For the best deep-water fishing, however, Waldman steered anglers to the Broad Ripple area. Boat traffic is much worse in Broad Ripple, however, than it is at Lake Indy, he said. Around the Broad Ripple ramp, there is excellent fishing, mostly for largemouth, with a few smallmouth thrown in. Fishing is good from the low head dam just downstream from the ramp, all the way up river to an area locals call "the pits."
Here anglers will find consistent action on largemouth bass around small patches of weeds and around the numerous docks and shallow water log jams. Smallmouth along this stretch of river can be coaxed out of the deeper holes, especially where there is current. "I like to search this area with a fire tiger-colored crank bait to locate smallies. Once one is caught, it is worth the effort to go back and work the hole with a four-inch tube jig," Waldman said.

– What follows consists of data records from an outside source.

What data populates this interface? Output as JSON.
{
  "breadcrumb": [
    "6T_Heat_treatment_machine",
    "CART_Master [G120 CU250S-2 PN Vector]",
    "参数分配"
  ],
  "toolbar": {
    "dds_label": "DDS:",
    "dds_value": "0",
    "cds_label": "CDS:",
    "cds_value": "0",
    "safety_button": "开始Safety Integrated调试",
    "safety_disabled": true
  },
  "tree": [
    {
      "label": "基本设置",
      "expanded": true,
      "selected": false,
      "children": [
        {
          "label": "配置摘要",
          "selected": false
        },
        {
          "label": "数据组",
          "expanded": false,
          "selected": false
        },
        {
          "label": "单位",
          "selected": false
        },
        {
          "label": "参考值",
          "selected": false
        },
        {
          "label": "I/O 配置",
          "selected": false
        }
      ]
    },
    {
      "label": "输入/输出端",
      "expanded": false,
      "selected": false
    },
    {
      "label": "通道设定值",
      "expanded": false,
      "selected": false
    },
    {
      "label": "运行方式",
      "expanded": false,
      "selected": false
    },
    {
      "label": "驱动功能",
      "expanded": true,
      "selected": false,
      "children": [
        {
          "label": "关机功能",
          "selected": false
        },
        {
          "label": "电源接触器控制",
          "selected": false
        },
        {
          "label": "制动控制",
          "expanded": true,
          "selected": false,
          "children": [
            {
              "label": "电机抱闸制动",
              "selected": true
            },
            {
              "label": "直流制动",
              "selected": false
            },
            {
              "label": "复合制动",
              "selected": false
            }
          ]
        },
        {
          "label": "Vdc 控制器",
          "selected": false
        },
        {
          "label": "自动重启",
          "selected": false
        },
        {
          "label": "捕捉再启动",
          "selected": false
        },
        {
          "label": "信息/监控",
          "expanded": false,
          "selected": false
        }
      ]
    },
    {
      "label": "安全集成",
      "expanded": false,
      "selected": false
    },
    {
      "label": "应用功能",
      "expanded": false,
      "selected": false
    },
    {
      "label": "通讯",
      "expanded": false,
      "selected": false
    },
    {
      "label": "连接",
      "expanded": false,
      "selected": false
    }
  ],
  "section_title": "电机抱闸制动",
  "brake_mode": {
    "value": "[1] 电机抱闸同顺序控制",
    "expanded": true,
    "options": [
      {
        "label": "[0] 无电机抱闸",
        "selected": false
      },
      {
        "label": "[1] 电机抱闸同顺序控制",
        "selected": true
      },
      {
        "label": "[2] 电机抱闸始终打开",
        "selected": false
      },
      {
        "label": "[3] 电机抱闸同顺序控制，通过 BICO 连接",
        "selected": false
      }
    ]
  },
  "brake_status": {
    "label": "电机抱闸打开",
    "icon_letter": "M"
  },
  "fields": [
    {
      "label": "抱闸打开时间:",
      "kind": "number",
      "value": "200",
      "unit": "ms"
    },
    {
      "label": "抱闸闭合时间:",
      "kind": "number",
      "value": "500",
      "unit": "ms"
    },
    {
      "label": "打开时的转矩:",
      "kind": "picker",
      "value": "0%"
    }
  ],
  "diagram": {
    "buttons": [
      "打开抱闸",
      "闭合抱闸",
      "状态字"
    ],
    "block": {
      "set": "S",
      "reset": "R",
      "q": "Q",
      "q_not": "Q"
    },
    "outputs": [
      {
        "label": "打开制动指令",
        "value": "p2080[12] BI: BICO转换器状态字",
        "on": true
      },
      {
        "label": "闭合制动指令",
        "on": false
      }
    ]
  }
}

While largemouths are mostly solitary fish, Waldman said smallmouths will congregate en masse if conditions are favorable.
To get big numbers of bass in the new White River, fishermen need to find a way to access the alternating stretches of skinny water. Unlike the deep-water pockets that are predominated by largemouth bass, shallow water on the White River is smallmouth territory. Ray Rigby, a 20-year veteran of fishing tournaments on the White River, says there is a large stretch of river starting near the I-65 overpass, running all the way up stream to the dam at Broad Ripple, that has recently produced 100-plus smallmouth days.

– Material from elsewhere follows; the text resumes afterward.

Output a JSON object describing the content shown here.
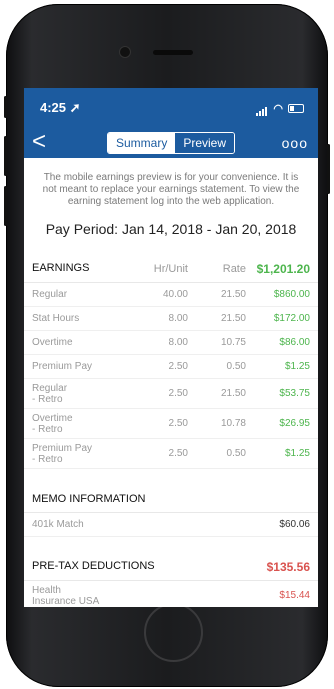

To get to this part of the river, boaters can head up river from the 30th Street ramp. Anything that runs deeper than a canoe, kayak or jet boat will quickly become grounded on the shallow sand and rock riffle. Rigby uses a jet boat to fish this section of river.
Another prime spot for shallow-water smallies is up river from the Broad Ripple ramp and the pits. Much like the area above I-65, this area requires a shallow vessel and a bit of portaging to find holes full of smallmouth. "In any shallow-water habitat on the White River, I almost exclusively use a quarter-ounce river bandit hair jig," said Rigby, who prefers his jigs to be brown with a little orange or solid black.